The beautiful waters at Lake Tahoe are clear and blue, but that is dependent on different things along with different environmental factors which determine how clear the blue lake is at any given time.
But those are different things, with different environmental factors coming into play to determine how clear and how blue the lake is at any given time.
That is one outcome of new research into the unique characteristics of Tahoe that the scientists released on Thursday with important management implications for the landmark alpine lake.
As experts pursued costly efforts for years in order to revert the loss of the lake’s famed clarity, it was assumed that the stunning blue color and clarity of Tahoe were generally synonymous.
“We just always thought clarity meant blueness,” said Geoffrey Schladow, director of the UC Davis Tahoe Environmental Research Center, which Thursday released the 2015 State of the Lake Report.
“Blueness is one of the iconic values of Lake Tahoe and I think we were always assuming blueness equates to clarity,” Schladow said.
The assumption’s been thrown on its head with UC Davis scientist Shohei Watanabe conducting research in collaboration with researchers from NASA’s Jet Propulsion Laboratory and Canada’s Laval University.

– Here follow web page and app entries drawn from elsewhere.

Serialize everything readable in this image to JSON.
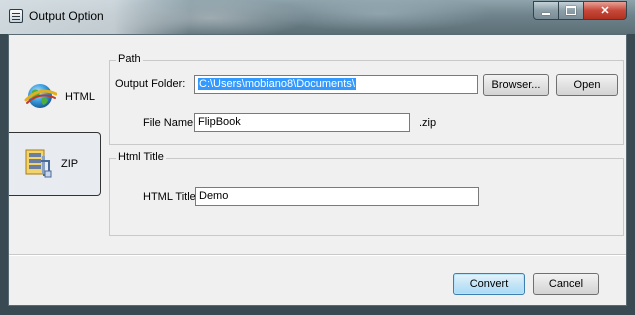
{
  "window": {
    "title": "Output Option"
  },
  "tabs": [
    {
      "label": "HTML",
      "icon": "globe-icon"
    },
    {
      "label": "ZIP",
      "icon": "zip-archive-icon"
    }
  ],
  "path_group": {
    "legend": "Path",
    "output_folder_label": "Output Folder:",
    "output_folder_value": "C:\\Users\\mobiano8\\Documents\\",
    "browse_label": "Browser...",
    "open_label": "Open",
    "file_name_label": "File Name:",
    "file_name_value": "FlipBook",
    "extension": ".zip"
  },
  "html_title_group": {
    "legend": "Html Title",
    "html_title_label": "HTML Title",
    "html_title_value": "Demo"
  },
  "footer": {
    "convert_label": "Convert",
    "cancel_label": "Cancel"
  },
  "colors": {
    "selection": "#3399ff",
    "close_button": "#c6483a"
  }
}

The scientists worked to find out the blueness of the lake continuously from a research buoy floating in the middle of the lake. Devices such as hyperspectral radiometers measured the amount of light leaving the lake at each wavelength – essentially, the color which a person could see, would develop a ‘blueness index’ for Tahoe.
When the results were combined with other measurements taken to determine the clarity of the lake, something surprising was discovered – blueness and clarity are not actually similar but vary opposite. At times of the year when clarity tends to increase and one can see deeper into Tahoe’s depths, the rich blue color of the water tends to decrease.